## TRY IT
All lines holding the word "text" in the listing below need to be copied.

## ENTRIES SHOWN
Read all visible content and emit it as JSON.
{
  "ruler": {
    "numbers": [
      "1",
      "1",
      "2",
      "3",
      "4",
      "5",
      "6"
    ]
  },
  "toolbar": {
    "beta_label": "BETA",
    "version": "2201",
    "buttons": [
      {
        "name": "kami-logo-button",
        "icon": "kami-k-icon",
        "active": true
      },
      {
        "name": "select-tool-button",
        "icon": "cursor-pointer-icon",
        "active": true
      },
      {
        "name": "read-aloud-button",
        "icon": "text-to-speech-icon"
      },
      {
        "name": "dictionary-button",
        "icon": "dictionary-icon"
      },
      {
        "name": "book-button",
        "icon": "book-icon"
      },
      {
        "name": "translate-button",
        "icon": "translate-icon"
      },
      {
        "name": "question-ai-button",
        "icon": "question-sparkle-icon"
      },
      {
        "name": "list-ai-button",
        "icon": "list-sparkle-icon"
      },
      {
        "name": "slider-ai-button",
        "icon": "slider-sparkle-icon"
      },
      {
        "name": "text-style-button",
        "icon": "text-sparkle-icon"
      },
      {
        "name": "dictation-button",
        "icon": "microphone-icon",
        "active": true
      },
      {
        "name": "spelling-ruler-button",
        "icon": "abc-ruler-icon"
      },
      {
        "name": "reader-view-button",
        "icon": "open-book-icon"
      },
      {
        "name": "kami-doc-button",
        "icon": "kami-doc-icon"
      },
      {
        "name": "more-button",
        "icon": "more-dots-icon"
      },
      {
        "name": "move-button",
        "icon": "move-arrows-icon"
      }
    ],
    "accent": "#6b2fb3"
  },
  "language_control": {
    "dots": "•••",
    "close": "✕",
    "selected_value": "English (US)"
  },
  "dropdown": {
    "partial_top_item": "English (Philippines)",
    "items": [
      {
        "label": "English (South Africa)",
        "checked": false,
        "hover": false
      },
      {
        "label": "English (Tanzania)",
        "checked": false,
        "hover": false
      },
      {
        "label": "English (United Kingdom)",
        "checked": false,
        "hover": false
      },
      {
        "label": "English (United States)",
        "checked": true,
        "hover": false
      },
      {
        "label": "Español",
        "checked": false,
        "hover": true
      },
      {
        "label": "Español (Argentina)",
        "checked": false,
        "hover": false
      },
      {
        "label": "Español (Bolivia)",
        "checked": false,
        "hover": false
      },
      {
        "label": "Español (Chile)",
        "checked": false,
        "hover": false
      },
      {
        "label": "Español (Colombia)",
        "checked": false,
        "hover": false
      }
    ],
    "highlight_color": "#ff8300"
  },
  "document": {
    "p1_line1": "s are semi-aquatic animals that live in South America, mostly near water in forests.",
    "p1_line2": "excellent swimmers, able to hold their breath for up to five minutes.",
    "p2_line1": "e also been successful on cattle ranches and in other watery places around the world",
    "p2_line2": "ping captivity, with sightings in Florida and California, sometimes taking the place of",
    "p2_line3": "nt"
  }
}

## SOLVED EXERCISE
        "icon": "text-to-speech-icon"
        "name": "text-style-button",
        "icon": "text-sparkle-icon"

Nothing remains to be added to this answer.